# Problem
Note each line in the data below that holds "comment", and copy it.

# Records for the exercise
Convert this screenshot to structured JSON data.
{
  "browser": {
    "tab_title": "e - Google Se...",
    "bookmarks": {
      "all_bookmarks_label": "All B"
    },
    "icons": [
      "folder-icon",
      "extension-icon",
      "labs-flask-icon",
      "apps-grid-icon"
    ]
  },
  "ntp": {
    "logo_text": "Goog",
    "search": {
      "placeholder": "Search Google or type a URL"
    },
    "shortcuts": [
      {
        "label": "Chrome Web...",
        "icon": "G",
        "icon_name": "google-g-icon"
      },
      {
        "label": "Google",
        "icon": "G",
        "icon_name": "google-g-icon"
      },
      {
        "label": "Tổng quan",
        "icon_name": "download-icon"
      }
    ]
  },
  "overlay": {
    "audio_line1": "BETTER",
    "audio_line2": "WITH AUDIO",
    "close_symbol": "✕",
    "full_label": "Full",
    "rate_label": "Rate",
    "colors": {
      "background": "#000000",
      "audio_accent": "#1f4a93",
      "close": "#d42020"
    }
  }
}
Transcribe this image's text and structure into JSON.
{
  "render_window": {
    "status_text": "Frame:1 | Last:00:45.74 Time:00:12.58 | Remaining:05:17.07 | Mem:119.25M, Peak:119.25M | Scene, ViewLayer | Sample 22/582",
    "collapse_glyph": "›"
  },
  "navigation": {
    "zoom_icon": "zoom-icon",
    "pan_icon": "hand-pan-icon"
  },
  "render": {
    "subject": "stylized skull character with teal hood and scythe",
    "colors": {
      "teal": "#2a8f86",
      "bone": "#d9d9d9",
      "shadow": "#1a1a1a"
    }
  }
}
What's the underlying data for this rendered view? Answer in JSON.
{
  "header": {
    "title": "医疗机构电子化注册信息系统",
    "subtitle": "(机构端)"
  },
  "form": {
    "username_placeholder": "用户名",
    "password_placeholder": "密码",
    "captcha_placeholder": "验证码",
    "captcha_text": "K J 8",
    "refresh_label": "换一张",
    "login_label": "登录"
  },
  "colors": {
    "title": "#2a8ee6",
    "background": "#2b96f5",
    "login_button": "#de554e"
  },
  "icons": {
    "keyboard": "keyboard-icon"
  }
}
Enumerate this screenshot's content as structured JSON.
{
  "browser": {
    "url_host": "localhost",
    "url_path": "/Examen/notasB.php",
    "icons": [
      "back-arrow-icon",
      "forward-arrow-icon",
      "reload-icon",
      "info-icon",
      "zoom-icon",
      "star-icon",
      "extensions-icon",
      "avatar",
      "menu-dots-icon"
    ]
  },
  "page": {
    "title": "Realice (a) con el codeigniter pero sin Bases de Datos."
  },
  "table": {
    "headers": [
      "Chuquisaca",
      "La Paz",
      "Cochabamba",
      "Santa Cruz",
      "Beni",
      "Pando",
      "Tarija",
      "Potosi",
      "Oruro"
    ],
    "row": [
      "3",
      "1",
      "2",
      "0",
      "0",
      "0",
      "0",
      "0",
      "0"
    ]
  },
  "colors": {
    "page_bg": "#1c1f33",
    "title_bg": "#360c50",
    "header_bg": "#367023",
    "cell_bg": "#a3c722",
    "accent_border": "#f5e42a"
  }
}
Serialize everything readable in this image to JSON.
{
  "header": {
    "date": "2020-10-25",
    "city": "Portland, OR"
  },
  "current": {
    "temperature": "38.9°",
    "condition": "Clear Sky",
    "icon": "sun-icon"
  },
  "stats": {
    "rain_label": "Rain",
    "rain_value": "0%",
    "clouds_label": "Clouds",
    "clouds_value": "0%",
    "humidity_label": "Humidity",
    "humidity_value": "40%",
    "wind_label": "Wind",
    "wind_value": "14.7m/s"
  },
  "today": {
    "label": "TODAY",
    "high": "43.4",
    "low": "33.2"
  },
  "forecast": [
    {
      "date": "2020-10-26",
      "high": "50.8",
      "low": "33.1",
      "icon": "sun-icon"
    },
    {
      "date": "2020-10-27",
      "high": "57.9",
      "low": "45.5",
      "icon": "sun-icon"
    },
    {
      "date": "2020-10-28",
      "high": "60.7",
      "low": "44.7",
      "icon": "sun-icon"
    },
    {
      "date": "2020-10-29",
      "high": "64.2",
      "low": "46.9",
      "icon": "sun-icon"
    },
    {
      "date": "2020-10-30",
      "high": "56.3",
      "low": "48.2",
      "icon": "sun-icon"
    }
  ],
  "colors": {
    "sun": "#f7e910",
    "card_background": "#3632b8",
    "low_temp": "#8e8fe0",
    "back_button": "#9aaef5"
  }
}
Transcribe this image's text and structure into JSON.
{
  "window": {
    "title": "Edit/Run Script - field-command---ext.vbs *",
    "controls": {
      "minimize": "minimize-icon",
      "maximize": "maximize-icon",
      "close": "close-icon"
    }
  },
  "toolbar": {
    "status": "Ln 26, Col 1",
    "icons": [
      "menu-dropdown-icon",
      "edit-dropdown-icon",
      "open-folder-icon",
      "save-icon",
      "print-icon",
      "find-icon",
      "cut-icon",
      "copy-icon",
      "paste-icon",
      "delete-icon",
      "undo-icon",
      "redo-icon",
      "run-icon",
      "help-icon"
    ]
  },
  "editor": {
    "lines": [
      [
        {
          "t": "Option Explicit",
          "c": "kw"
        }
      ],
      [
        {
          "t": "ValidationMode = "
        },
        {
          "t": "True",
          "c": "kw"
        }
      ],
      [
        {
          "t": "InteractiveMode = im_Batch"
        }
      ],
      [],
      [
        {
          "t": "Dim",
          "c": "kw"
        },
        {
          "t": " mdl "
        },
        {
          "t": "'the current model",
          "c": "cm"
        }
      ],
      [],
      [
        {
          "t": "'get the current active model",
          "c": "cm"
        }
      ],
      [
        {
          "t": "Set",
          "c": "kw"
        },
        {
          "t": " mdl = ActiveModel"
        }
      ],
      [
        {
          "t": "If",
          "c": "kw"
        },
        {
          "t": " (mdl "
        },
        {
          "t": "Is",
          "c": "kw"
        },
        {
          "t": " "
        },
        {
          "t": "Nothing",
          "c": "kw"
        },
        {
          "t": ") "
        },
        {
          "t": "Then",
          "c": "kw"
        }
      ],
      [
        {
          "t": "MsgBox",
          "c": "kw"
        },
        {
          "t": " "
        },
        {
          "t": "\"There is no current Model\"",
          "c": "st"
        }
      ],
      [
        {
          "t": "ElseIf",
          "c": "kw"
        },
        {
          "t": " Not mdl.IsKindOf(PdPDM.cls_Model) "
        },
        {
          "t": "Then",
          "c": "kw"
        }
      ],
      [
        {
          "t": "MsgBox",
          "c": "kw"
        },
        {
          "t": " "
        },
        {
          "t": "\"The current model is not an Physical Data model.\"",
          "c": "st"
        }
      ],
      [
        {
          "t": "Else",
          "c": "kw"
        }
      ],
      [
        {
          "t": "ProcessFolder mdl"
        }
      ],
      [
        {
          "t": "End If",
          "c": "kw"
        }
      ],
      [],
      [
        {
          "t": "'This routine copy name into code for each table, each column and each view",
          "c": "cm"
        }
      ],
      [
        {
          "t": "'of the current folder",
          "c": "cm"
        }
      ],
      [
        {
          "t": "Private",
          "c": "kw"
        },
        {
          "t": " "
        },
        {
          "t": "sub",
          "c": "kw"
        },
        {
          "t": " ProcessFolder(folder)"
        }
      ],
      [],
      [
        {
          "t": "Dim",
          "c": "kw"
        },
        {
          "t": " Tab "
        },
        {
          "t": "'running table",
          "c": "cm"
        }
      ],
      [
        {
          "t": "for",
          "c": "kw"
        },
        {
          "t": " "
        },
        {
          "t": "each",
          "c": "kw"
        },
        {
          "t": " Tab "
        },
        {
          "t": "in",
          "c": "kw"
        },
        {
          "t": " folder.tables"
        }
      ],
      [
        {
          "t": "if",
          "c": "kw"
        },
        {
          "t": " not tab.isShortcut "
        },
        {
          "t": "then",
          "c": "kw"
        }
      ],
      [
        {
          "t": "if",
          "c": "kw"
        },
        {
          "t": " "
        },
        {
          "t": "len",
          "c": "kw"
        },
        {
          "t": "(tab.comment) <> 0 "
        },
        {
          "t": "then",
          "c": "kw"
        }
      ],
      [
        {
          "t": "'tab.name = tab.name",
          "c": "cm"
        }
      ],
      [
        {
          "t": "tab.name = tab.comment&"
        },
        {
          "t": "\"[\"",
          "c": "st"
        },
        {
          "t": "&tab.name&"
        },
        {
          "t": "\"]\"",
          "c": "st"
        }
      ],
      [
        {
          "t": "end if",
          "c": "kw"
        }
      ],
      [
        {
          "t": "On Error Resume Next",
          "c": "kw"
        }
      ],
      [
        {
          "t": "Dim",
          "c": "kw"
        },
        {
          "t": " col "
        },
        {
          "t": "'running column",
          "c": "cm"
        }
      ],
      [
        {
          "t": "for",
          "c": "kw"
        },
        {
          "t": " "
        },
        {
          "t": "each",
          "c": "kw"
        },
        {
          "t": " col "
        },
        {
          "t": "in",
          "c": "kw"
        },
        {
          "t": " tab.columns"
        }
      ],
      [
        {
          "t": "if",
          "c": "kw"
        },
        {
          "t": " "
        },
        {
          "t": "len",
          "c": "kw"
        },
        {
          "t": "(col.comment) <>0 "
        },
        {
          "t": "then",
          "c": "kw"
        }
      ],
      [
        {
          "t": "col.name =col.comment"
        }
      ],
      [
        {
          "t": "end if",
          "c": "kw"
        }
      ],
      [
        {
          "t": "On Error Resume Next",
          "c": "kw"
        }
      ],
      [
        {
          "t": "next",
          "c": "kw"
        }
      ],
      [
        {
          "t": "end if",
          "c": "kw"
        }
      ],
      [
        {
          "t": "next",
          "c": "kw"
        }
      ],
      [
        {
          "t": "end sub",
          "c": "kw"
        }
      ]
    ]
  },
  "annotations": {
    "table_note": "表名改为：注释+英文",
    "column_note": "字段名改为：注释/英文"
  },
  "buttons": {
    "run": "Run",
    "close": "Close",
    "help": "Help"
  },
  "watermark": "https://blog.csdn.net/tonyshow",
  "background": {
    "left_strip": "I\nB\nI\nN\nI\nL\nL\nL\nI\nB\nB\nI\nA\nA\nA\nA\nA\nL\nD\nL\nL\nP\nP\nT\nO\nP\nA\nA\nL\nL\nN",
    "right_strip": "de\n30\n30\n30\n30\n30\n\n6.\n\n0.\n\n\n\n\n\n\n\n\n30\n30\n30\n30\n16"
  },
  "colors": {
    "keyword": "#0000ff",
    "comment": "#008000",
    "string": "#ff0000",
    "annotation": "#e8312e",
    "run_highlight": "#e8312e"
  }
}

# Written reply
          "t": "(tab.comment) <> 0 "
          "t": "tab.name = tab.comment&"
          "t": "(col.comment) <>0 "
          "t": "col.name =col.comment"
    "comment": "#008000",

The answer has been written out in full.